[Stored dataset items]

=====

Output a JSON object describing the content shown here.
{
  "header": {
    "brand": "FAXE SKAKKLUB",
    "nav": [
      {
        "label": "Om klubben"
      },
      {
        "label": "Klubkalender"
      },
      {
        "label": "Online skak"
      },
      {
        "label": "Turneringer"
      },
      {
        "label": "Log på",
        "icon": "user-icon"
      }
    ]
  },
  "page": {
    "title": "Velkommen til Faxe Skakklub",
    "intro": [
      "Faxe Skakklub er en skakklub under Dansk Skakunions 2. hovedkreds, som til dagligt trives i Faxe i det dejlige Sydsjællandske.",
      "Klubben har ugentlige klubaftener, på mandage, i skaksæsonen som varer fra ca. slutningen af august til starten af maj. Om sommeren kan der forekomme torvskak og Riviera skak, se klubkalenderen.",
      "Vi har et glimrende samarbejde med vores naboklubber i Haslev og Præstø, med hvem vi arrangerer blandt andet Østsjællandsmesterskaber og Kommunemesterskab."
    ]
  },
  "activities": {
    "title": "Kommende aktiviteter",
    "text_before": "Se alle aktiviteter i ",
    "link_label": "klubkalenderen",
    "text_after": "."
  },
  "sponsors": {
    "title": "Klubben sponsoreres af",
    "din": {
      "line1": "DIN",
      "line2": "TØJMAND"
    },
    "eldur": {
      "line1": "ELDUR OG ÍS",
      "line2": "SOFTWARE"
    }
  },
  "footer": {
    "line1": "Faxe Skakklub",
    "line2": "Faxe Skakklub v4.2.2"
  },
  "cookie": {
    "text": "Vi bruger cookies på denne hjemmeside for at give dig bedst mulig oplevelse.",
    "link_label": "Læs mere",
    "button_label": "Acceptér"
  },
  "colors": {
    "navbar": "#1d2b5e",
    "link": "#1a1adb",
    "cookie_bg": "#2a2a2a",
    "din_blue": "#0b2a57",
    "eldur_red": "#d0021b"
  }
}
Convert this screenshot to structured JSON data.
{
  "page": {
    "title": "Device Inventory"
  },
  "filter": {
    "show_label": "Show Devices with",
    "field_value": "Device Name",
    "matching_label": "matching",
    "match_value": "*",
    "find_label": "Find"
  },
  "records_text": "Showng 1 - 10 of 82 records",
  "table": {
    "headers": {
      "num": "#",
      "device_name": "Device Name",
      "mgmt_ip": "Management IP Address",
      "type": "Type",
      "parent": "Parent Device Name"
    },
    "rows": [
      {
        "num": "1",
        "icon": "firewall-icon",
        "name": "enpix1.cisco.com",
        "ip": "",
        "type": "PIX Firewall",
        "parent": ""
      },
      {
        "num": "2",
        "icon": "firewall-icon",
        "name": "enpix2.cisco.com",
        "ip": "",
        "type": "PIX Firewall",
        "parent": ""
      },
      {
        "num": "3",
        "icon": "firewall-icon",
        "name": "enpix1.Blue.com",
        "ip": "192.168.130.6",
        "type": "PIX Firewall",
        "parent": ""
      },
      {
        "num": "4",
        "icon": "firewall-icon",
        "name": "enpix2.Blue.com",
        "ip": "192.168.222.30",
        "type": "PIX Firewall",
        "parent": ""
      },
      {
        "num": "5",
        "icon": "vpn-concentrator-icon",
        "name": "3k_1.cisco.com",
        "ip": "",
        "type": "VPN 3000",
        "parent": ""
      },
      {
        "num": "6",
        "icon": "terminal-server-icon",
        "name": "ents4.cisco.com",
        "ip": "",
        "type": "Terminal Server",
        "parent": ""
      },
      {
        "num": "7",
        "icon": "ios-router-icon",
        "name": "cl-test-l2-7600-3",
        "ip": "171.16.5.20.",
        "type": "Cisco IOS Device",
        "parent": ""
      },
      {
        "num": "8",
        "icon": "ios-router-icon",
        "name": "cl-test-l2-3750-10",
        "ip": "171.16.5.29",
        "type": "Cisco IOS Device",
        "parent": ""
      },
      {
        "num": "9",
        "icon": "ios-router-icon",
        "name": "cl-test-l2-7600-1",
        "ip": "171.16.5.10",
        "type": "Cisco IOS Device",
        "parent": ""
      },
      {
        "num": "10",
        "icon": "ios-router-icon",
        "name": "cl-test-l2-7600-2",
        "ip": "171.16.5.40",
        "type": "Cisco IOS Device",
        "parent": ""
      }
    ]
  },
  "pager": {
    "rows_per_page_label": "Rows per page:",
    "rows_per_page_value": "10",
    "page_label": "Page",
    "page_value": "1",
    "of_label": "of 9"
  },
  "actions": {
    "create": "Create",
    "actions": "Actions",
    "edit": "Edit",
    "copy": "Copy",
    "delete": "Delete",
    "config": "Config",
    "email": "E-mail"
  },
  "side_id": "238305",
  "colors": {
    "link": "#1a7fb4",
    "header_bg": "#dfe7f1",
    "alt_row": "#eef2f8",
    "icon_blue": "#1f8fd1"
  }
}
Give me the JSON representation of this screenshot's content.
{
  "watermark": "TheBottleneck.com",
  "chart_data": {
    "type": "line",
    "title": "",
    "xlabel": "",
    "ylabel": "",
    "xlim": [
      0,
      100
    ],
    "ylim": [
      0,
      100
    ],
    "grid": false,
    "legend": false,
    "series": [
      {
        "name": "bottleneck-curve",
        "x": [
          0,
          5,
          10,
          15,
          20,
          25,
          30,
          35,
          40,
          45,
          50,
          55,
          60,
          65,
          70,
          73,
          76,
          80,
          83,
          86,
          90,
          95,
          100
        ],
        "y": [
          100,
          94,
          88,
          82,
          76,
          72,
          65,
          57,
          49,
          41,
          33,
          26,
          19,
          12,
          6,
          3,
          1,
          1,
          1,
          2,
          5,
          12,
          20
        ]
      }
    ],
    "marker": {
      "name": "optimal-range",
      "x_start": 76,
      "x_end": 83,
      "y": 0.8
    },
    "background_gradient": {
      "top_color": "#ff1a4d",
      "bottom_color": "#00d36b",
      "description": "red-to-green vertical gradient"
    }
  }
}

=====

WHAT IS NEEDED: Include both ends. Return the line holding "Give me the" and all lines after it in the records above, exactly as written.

RESPONSE AREA:
Give me the JSON representation of this screenshot's content.
{
  "watermark": "TheBottleneck.com",
  "chart_data": {
    "type": "line",
    "title": "",
    "xlabel": "",
    "ylabel": "",
    "xlim": [
      0,
      100
    ],
    "ylim": [
      0,
      100
    ],
    "grid": false,
    "legend": false,
    "series": [
      {
        "name": "bottleneck-curve",
        "x": [
          0,
          5,
          10,
          15,
          20,
          25,
          30,
          35,
          40,
          45,
          50,
          55,
          60,
          65,
          70,
          73,
          76,
          80,
          83,
          86,
          90,
          95,
          100
        ],
        "y": [
          100,
          94,
          88,
          82,
          76,
          72,
          65,
          57,
          49,
          41,
          33,
          26,
          19,
          12,
          6,
          3,
          1,
          1,
          1,
          2,
          5,
          12,
          20
        ]
      }
    ],
    "marker": {
      "name": "optimal-range",
      "x_start": 76,
      "x_end": 83,
      "y": 0.8
    },
    "background_gradient": {
      "top_color": "#ff1a4d",
      "bottom_color": "#00d36b",
      "description": "red-to-green vertical gradient"
    }
  }
}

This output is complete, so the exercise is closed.